“Who the hell is Jilly Ballistic?” the only question on the lips of New York subway users over the past few weeks (aside from the usual queries on where the powerful smell of pee comes from). In answer to this question we’re proud to say, we’re not too sure either. The only thing we know for certain is that he/she is making street art thought provoking again without using the heavy-handed slogans we’ve all become so accustomed to ignoring.
We can also tell you that Jilly is seriously “Meta”, taking the OS warning pop-ups from our computers and pasting them large in the real world, helping subway users navigate the the choppy waters of billboard advertising with snippets of sage advice. “Expectations of the following film are critically low… Please reconsider viewing” reads one, and “We’re sorry, the product you are looking for is currently under maintenance due to a lack of quality” states another. We’re not against advertising or anything, but it is pretty wonderful to see the crap stuff getting lambasted by an incredibly shrewd mind.

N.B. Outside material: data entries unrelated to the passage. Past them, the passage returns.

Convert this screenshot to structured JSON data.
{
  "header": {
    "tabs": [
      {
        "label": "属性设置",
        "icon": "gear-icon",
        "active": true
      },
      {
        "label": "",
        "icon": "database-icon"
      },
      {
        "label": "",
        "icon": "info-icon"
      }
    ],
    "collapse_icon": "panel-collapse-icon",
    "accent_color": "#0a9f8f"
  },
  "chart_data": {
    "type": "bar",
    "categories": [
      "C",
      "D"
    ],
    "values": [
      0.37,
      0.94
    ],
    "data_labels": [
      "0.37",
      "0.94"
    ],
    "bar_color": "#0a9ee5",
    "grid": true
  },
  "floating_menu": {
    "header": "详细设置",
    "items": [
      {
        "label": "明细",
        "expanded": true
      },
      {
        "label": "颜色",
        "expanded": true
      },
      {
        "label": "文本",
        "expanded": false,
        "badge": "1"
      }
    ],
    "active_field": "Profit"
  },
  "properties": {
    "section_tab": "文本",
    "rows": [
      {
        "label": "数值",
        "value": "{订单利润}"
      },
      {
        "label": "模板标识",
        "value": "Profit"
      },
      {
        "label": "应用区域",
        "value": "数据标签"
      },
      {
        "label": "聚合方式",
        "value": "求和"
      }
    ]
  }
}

- Making branding with a purpose: what can we learn from the Bauhaus?
- Jeremy Jansen’s graphic design work bridges concept and coherency
- Michael Craig-Martin: a cool, clean and colourful riot of everyday objects
- Anatoly Grashchenko's randomly generated posters for a Moscow theatre
- Japanese illustrator Nimura Daisuke is back with his charmingly naughty gifs
- Bobby Doherty’s vivid and humorous still-life photography
- Should illustrators be treated like designers?
- Why “cool” stunts creativity: one agency offers its opinion
- Fresh, vibrant poster work from South Korean designer Soojin Lee
- Grey London's thoughtful, powerful and innovative new campaign for Tate Britain
- Colourful masses with a Memphis aesthetic in Mariano Pascual’s illustrated alphabet
- Introducing French design studio plus mûrs and its beautiful poster designs